**Task objective:** All lines holding the word "label" should be located in the records and copied.

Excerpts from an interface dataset
- Opening Delimiter -

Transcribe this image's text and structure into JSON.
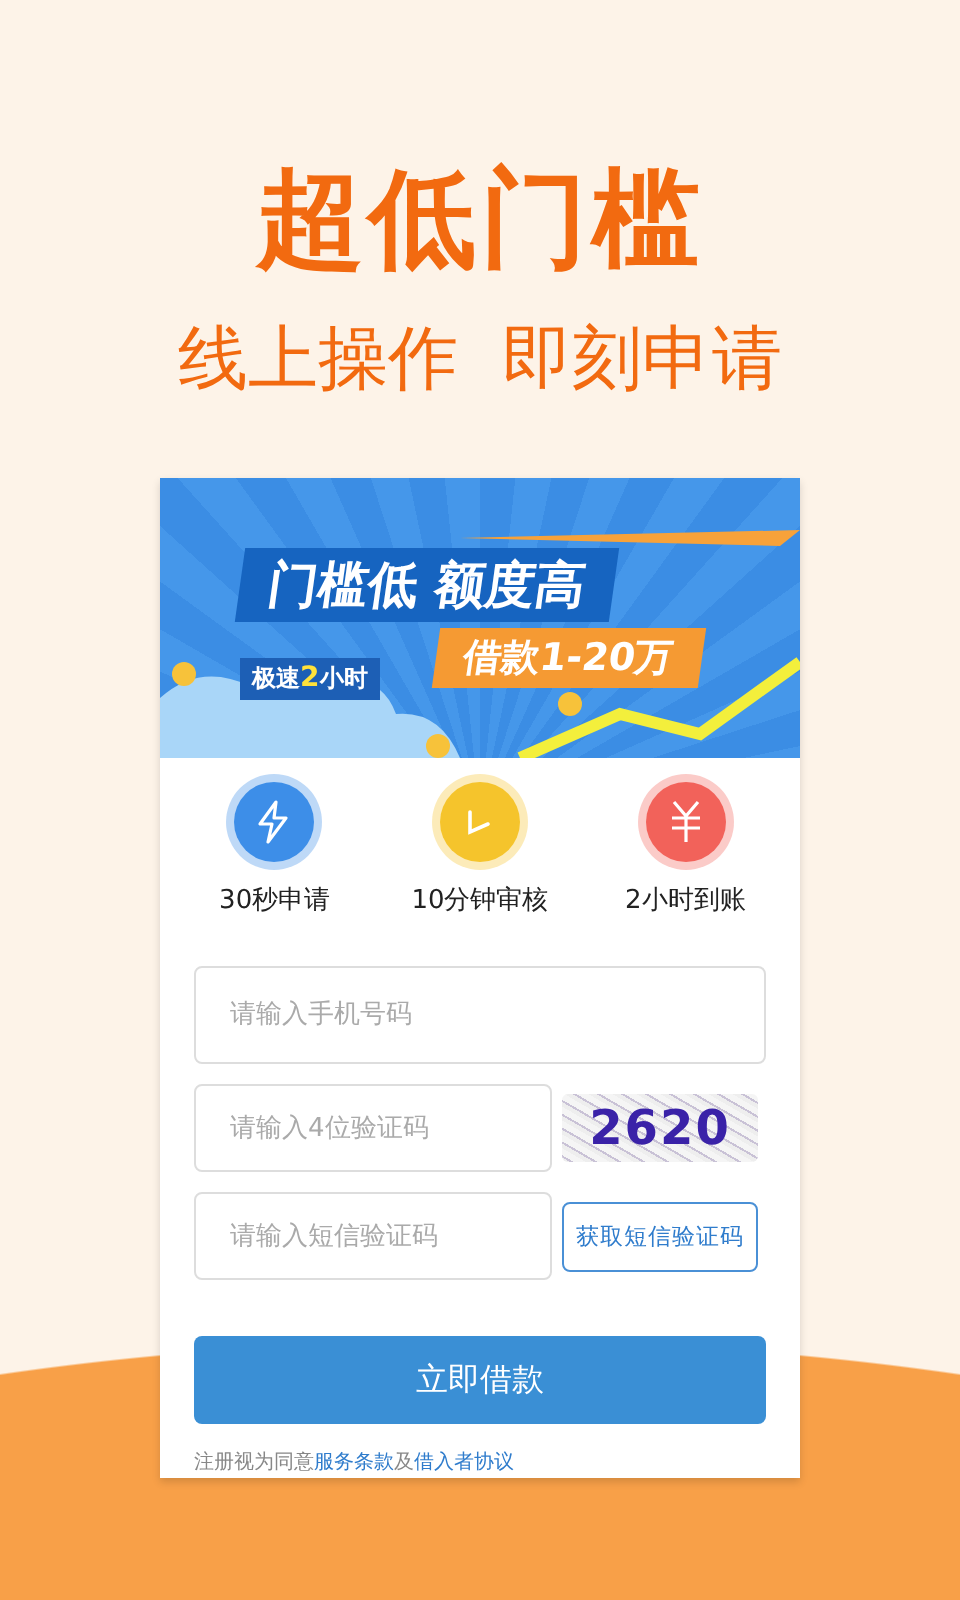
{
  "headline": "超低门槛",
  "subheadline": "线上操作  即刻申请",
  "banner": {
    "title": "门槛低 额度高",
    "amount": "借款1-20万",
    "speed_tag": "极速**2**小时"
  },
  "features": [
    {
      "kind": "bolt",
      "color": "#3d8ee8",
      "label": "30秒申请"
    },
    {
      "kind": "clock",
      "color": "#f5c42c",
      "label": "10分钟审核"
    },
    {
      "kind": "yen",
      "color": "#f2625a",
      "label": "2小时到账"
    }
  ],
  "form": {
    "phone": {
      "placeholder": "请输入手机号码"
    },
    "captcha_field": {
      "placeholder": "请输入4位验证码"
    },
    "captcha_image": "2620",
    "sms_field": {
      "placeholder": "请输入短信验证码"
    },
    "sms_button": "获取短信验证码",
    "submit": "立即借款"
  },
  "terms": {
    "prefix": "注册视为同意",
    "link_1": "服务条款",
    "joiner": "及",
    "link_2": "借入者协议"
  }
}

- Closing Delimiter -

**Finished task:**
      "label": "30秒申请"
      "label": "10分钟审核"
      "label": "2小时到账"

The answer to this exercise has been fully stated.